This “spirit of solidarity” is evident in how NATO members and partners have dedicated time and attention to victims of war crimes in Ukraine, as well as the millions that have been displaced due to the conflict. NATO’s policy of protecting human security during times of conflict comes into play here, as the disruption of Ukrainian human security is at the core of this crisis. The reality of this crisis is that millions of Ukrainian citizens have been deeply affected by Russia’s invasion; according to OCHA, over 12 million Ukrainians have been displaced either within Ukraine or across international borders. A large percentage of aid that is being provided by NATO members and partners needs to be allocated to Ukrainians in order to rebuild.

At the NATO Summit in Brussels in March 2022, NATO leaders released a statement where they expressed concern and alarm for instances of sexual violence and human trafficking against Ukrainian citizens. Human Rights Watch has confirmed that concern, reporting cases of “...unspeakable, deliberate cruelty and violence against Ukrainian civilians.” Leaders ardently condemned and assigned full blame to Russia in their press release. The international community needs to be aware that those concerns of sexual violence are a reality for Ukrainian citizens who were unable to flee the conflict.

The upcoming Madrid Summit will broach the next NATO Strategic Concept that the Alliance will implement and strive toward. In the aftermath of the Russian invasion of Ukraine, NATO’s priorities and ambitions need to include the protection and mitigation of individuals who are unwilling participants of a large-scale violent conflict. The current NATO 2030 Strategic Concept is dedicated toward creating a stronger and more cohesive Alliance that is able to confidently face future threats and challenges. This is the “spirit of solidarity” that needs to continue on into the next Strategic Concept, with an emphasis on how mass military and political violence affects communities of people on the individual level. While NATO is not a humanitarian organization, it would benefit from emphasizing the human aspect of the political and military policies that are implemented during times of crisis. While the military and political policies that are being endorsed by NATO and the international community are necessary on a macro-level to mitigate future threats, there needs to be diplomatic and humanitarian policies to address the millions of civilians who have been subjected to mass displacement, violence and life in a war-zone.

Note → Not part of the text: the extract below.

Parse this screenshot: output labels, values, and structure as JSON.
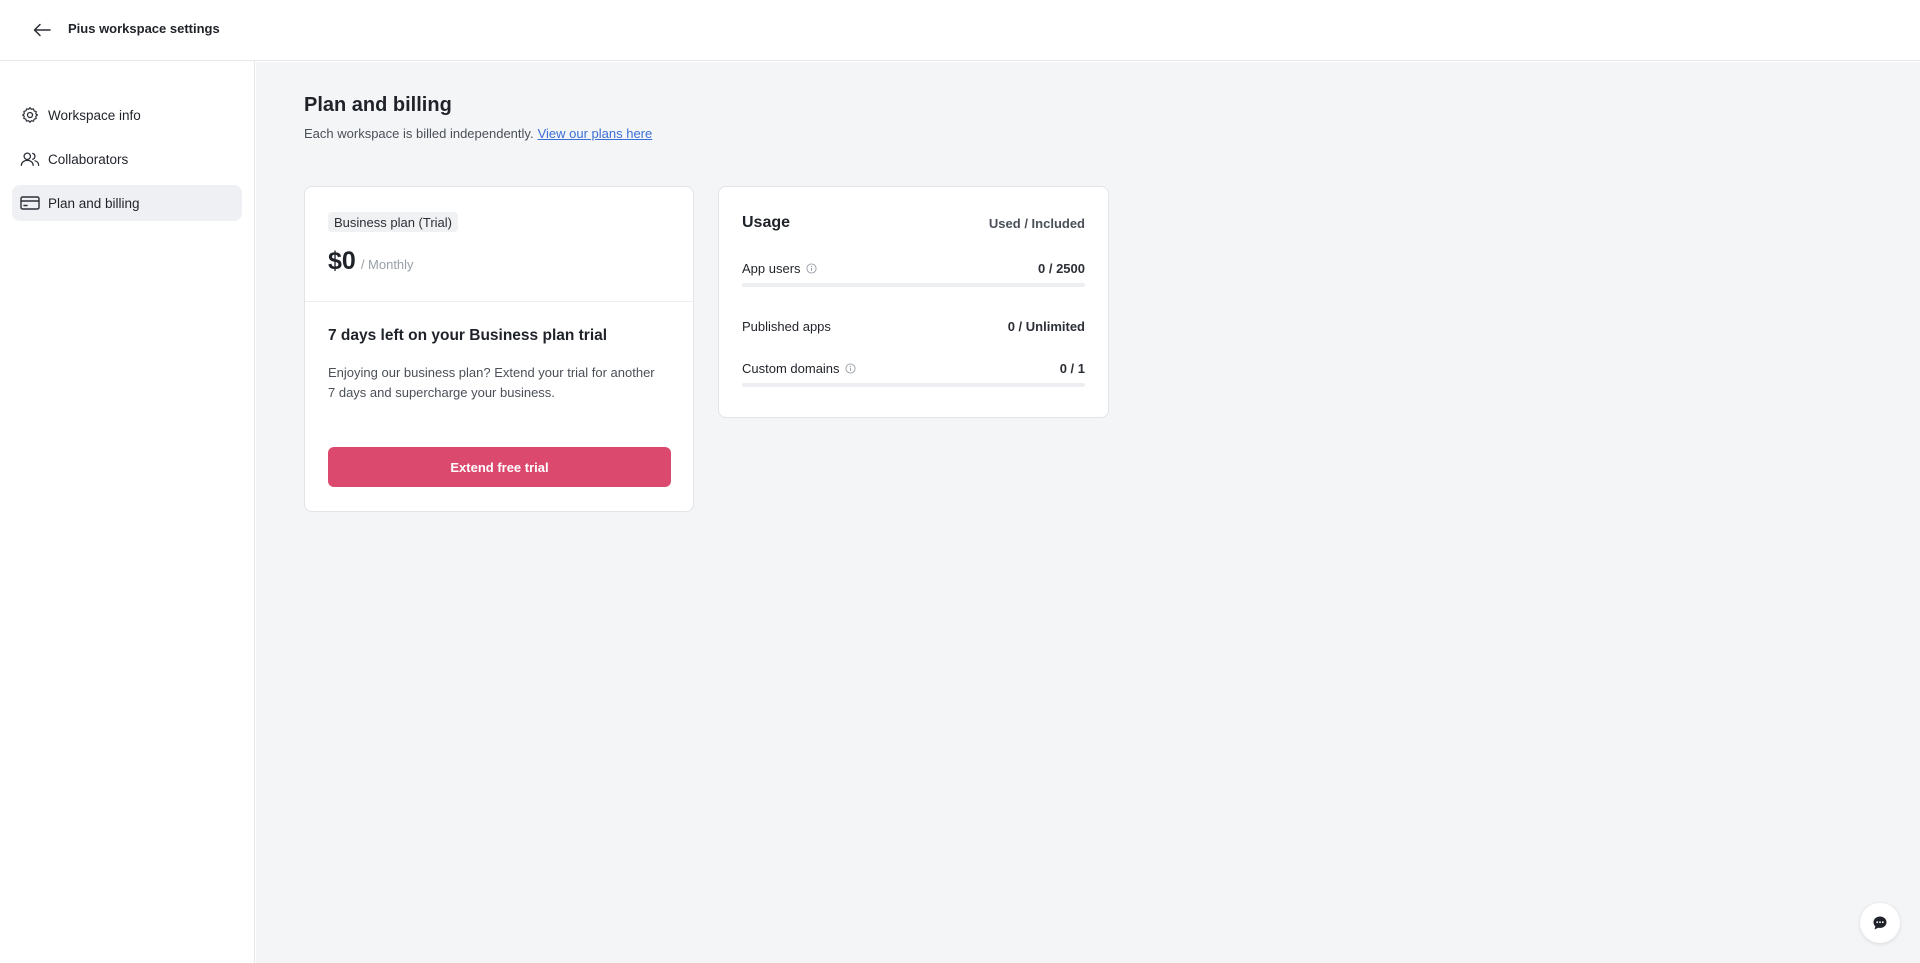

NATO involvement cannot be strictly on a military and political level, but needs to be on an individual human level. The military and financial aid previously mentioned is but one way in which NATO members and partners need to act collectively to help Ukraine rebuild in the wake of the devastation they have endured. NATO’s emphasis on human security is vital in mitigating further Ukrainian pain and suffering; a policy focusing on individuals and how to support them in times of conflict needs to be enacted. The Ukrainian crisis could be seen as beyond the scope of a traditional NATO understanding of human security, though these extreme circumstances warrant the same NATO involvement and attention dedicated to Ukrainian citizens. It is indicative by NATO’s solidarity with Ukraine that citizenship within a NATO nation is not a prerequisite for the international community to protect those affected by egregious violent conflict.